As for men not making passes at girls who wear glasses – what a hoot! Surely a sally against those prim studious types always appointed the class prefect.
I just knew that Dorothy Parker drank too much – much too much; and long before I read her witticisms that “one more drink and I’ll be under the host”, I aspired to being a Dorothy Parker acolyte. I was delighted to learn that she especially enjoying boozing during the prohibition era because it was against the law. She was perfection.
It endorsed all my intuitions to know that Dottie hated domesticity and her kitchen fridge was empty save for a bottle of Martini and some ice cubes. It was all there in the allusions of her poetry. You could see she was the antidote to the good housewife, and the polar opposite of the virtuous women we were expected to emulate – from Joan of Arc to Elizabeth Fry, of whom one might well approve, but bad girls need role models too.
Yet in Parker’s verse the rebellion was beguilingly mixed with vulnerability, with ruefulness and yearning. (“Joy stayed with me a night – Young and free and fair – And in the morning light / He left me there.”) Unlike the later liberated New Yorkers of Sex and the City, she is lyrical about failure and mistakes, and the price of freedom.
Later in my teens I went on to read more of her poetry and her short stories, which were brilliant vignettes of life observed: these often described the lonesomeness of women when love goes astray. Although they can sometimes be satirical, they are less humorous than much of the poetry, and occasionally political. I remember being captivated by Soldiers of the Republic, a memorable account about the gallantry of poor men she encountered during the Spanish civil war (she considered herself communist, but never voted in her life). She wrote a poignant short story about a woman being visited in hospital after an abortion – drawn on her own raw experience – which is a remarkable accomplishment: not once is the word abortion mentioned, but you know exactly what is going on.
Only subsequently, too, did I read about the Algonquin round table where her gang outdid one another in bitchy repartee: Dottie’s pithy and caustic line about the actress who “ran the gamut of emotions from A to B”, and her sharp tongue about the society girls at Yale (“If all these sweet young things were laid end to end, I wouldn’t be at all surprised”). She could be self-deprecating (“I was the toast of two continents – Greenland and Australia”) and disparaging of her lovers, always handsome men (“his body went to his head”). She surely spoke for all writers when she said that the two most beautiful words in the English language were “cheque” and “enclosed”.

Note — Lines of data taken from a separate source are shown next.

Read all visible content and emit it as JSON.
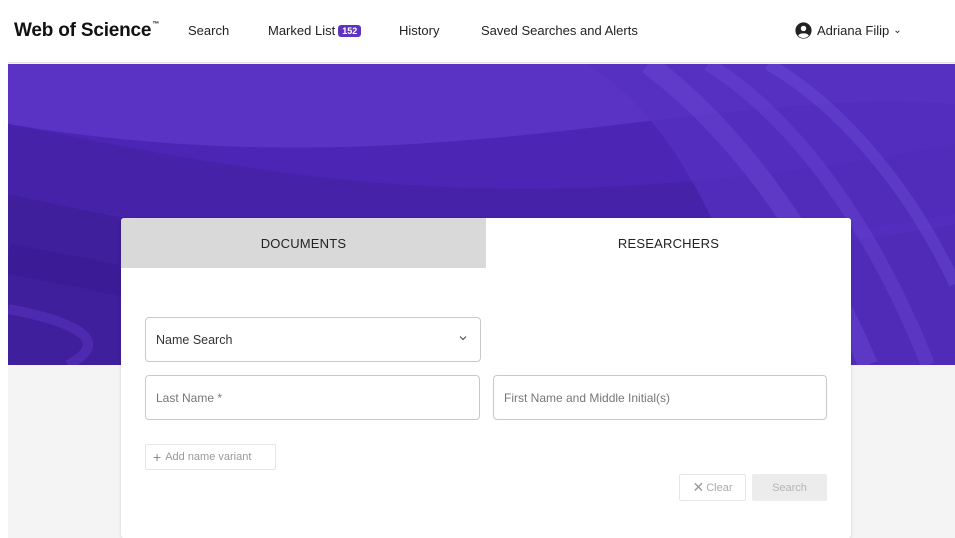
{
  "brand": {
    "name": "Web of Science",
    "mark": "™"
  },
  "nav": {
    "search": "Search",
    "marked_list": "Marked List",
    "marked_count": "152",
    "history": "History",
    "saved": "Saved Searches and Alerts"
  },
  "user": {
    "name": "Adriana Filip",
    "icon": "user-circle-icon"
  },
  "tabs": {
    "documents": "DOCUMENTS",
    "researchers": "RESEARCHERS"
  },
  "form": {
    "search_type": "Name Search",
    "last_name_placeholder": "Last Name *",
    "first_name_placeholder": "First Name and Middle Initial(s)",
    "add_variant": "Add name variant",
    "clear": "Clear",
    "search": "Search"
  },
  "colors": {
    "brand_purple": "#5e33bf",
    "hero": "#4f27b8",
    "tab_inactive": "#d9d9d9"
  }
}
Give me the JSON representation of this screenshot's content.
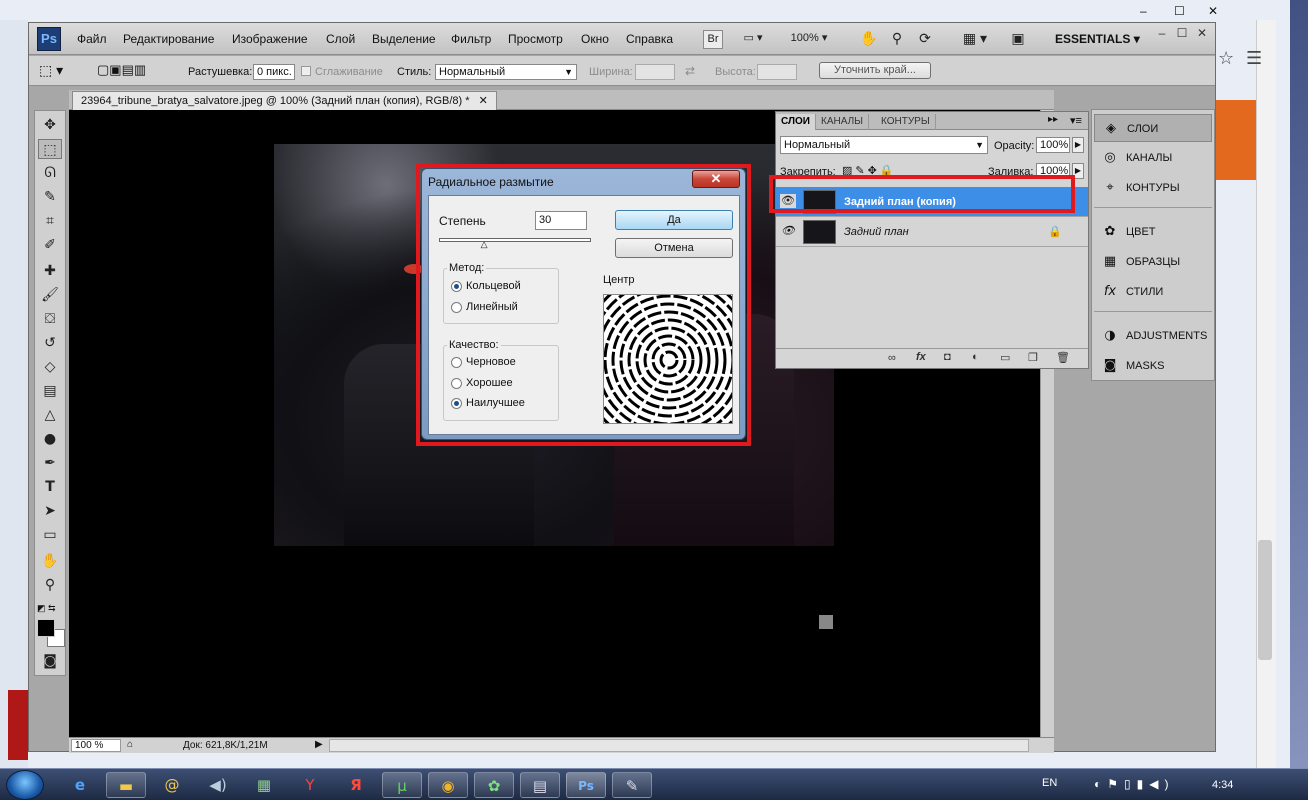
{
  "photoshop": {
    "logo": "Ps",
    "menu": [
      "Файл",
      "Редактирование",
      "Изображение",
      "Слой",
      "Выделение",
      "Фильтр",
      "Просмотр",
      "Окно",
      "Справка"
    ],
    "toolbar": {
      "br": "Br",
      "zoom": "100%",
      "workspace": "ESSENTIALS"
    },
    "window_controls": {
      "minimize": "–",
      "maximize": "☐",
      "close": "✕"
    },
    "options": {
      "feather_label": "Растушевка:",
      "feather_value": "0 пикс.",
      "antialias_label": "Сглаживание",
      "style_label": "Стиль:",
      "style_value": "Нормальный",
      "width_label": "Ширина:",
      "height_label": "Высота:",
      "refine_label": "Уточнить край..."
    },
    "document": {
      "tab_title": "23964_tribune_bratya_salvatore.jpeg @ 100% (Задний план (копия), RGB/8) *",
      "tab_close": "✕",
      "zoom": "100 %",
      "doc_info": "Док: 621,8K/1,21M"
    },
    "layers_panel": {
      "tabs": [
        "СЛОИ",
        "КАНАЛЫ",
        "КОНТУРЫ"
      ],
      "blend_mode": "Нормальный",
      "opacity_label": "Opacity:",
      "opacity_value": "100%",
      "lock_label": "Закрепить:",
      "fill_label": "Заливка:",
      "fill_value": "100%",
      "layers": [
        {
          "name": "Задний план (копия)",
          "selected": true
        },
        {
          "name": "Задний план",
          "selected": false,
          "locked": true
        }
      ],
      "footer_icons": [
        "link-icon",
        "fx-icon",
        "mask-icon",
        "adjustment-icon",
        "folder-icon",
        "new-layer-icon",
        "trash-icon"
      ]
    },
    "dock": {
      "groups": [
        [
          "СЛОИ",
          "КАНАЛЫ",
          "КОНТУРЫ"
        ],
        [
          "ЦВЕТ",
          "ОБРАЗЦЫ",
          "СТИЛИ"
        ],
        [
          "ADJUSTMENTS",
          "MASKS"
        ]
      ]
    }
  },
  "dialog": {
    "title": "Радиальное размытие",
    "amount_label": "Степень",
    "amount_value": "30",
    "amount_fraction": 0.3,
    "ok": "Да",
    "cancel": "Отмена",
    "method_label": "Метод:",
    "method_options": [
      "Кольцевой",
      "Линейный"
    ],
    "method_selected": 0,
    "quality_label": "Качество:",
    "quality_options": [
      "Черновое",
      "Хорошее",
      "Наилучшее"
    ],
    "quality_selected": 2,
    "center_label": "Центр"
  },
  "taskbar": {
    "lang": "EN",
    "time": "4:34"
  },
  "colors": {
    "highlight": "#e0191f",
    "selection": "#3d8ee6"
  }
}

She was mixed-up and flawed – isn’t everyone? She was intolerant of bores and though Jewish on her father’s side – born Dorothy Rothschild, though no relation to the banking family – she could be alarmingly antisemitic. She was self-destructive and one of her biographers considered her a despairing person. She didn’t age well and became to some degree reclusive (though I love what she said about the telephone ringing: “What fresh hell is this?”)
Books read in youth often make an impact on an awakening mind, but there are not many I could return to, now, without a veteran’s critical reflexes or a sense that their themes have been overtaken by time. Yet I still possess that well-worn little volume of Enough Rope, and it still brings an evocative response. I remember how it took me out of Sandymount, Dublin 4, when I was 15: made me dream, aspire, dare and fantasise.